Start of DATA FOR THIS EXERCISE

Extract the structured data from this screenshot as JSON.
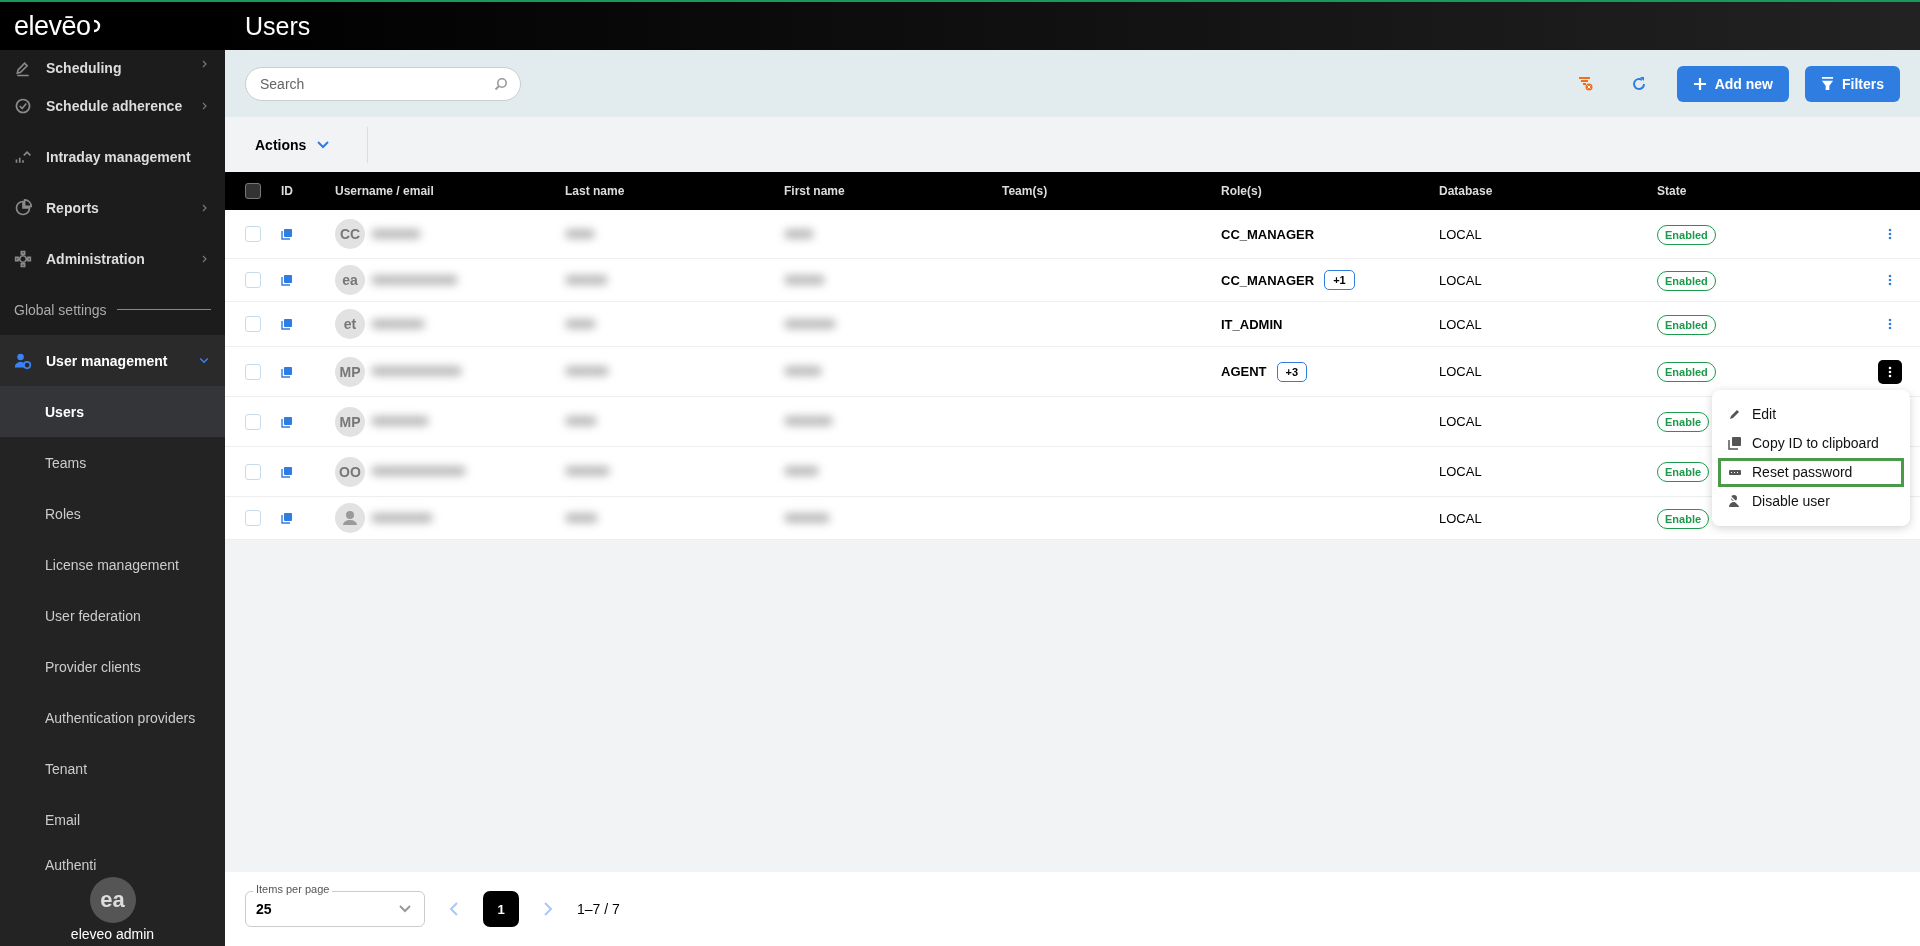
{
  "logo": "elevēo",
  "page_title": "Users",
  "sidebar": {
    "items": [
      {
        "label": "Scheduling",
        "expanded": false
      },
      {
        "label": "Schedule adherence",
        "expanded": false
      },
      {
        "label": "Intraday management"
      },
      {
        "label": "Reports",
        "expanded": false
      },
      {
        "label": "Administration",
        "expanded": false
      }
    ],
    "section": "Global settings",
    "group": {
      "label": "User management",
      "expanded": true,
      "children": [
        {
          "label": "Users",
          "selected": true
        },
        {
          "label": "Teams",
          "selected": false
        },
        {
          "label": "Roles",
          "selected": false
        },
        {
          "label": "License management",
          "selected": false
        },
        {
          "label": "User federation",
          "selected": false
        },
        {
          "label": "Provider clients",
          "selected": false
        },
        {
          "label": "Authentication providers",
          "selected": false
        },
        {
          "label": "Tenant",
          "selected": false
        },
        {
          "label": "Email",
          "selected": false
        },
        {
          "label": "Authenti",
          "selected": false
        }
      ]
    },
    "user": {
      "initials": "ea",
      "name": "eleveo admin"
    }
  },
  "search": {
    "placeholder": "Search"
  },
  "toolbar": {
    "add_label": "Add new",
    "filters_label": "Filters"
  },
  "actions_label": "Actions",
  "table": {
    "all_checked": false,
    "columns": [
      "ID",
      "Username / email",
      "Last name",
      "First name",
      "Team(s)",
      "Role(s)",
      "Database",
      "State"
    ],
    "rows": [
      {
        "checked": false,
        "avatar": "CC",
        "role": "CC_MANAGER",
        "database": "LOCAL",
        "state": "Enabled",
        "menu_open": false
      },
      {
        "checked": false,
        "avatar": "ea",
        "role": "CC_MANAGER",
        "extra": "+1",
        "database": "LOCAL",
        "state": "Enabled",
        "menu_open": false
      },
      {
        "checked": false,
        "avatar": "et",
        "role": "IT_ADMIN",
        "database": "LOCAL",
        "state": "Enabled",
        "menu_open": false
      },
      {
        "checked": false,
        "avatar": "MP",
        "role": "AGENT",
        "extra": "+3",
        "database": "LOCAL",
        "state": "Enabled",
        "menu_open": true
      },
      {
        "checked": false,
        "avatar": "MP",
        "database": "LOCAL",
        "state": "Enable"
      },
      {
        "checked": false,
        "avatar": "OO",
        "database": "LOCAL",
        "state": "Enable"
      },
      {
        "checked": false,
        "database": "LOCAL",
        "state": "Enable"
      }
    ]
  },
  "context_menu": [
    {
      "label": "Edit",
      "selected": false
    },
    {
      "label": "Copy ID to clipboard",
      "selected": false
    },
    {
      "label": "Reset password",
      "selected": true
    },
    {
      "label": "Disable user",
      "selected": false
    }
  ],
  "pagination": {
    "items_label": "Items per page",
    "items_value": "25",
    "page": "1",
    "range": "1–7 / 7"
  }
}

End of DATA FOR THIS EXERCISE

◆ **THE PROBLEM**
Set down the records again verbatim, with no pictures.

◆ **OUTPUT**
Extract the structured data from this screenshot as JSON.
{
  "logo": "elevēo",
  "page_title": "Users",
  "sidebar": {
    "items": [
      {
        "label": "Scheduling",
        "expanded": false
      },
      {
        "label": "Schedule adherence",
        "expanded": false
      },
      {
        "label": "Intraday management"
      },
      {
        "label": "Reports",
        "expanded": false
      },
      {
        "label": "Administration",
        "expanded": false
      }
    ],
    "section": "Global settings",
    "group": {
      "label": "User management",
      "expanded": true,
      "children": [
        {
          "label": "Users",
          "selected": true
        },
        {
          "label": "Teams",
          "selected": false
        },
        {
          "label": "Roles",
          "selected": false
        },
        {
          "label": "License management",
          "selected": false
        },
        {
          "label": "User federation",
          "selected": false
        },
        {
          "label": "Provider clients",
          "selected": false
        },
        {
          "label": "Authentication providers",
          "selected": false
        },
        {
          "label": "Tenant",
          "selected": false
        },
        {
          "label": "Email",
          "selected": false
        },
        {
          "label": "Authenti",
          "selected": false
        }
      ]
    },
    "user": {
      "initials": "ea",
      "name": "eleveo admin"
    }
  },
  "search": {
    "placeholder": "Search"
  },
  "toolbar": {
    "add_label": "Add new",
    "filters_label": "Filters"
  },
  "actions_label": "Actions",
  "table": {
    "all_checked": false,
    "columns": [
      "ID",
      "Username / email",
      "Last name",
      "First name",
      "Team(s)",
      "Role(s)",
      "Database",
      "State"
    ],
    "rows": [
      {
        "checked": false,
        "avatar": "CC",
        "role": "CC_MANAGER",
        "database": "LOCAL",
        "state": "Enabled",
        "menu_open": false
      },
      {
        "checked": false,
        "avatar": "ea",
        "role": "CC_MANAGER",
        "extra": "+1",
        "database": "LOCAL",
        "state": "Enabled",
        "menu_open": false
      },
      {
        "checked": false,
        "avatar": "et",
        "role": "IT_ADMIN",
        "database": "LOCAL",
        "state": "Enabled",
        "menu_open": false
      },
      {
        "checked": false,
        "avatar": "MP",
        "role": "AGENT",
        "extra": "+3",
        "database": "LOCAL",
        "state": "Enabled",
        "menu_open": true
      },
      {
        "checked": false,
        "avatar": "MP",
        "database": "LOCAL",
        "state": "Enable"
      },
      {
        "checked": false,
        "avatar": "OO",
        "database": "LOCAL",
        "state": "Enable"
      },
      {
        "checked": false,
        "database": "LOCAL",
        "state": "Enable"
      }
    ]
  },
  "context_menu": [
    {
      "label": "Edit",
      "selected": false
    },
    {
      "label": "Copy ID to clipboard",
      "selected": false
    },
    {
      "label": "Reset password",
      "selected": true
    },
    {
      "label": "Disable user",
      "selected": false
    }
  ],
  "pagination": {
    "items_label": "Items per page",
    "items_value": "25",
    "page": "1",
    "range": "1–7 / 7"
  }
}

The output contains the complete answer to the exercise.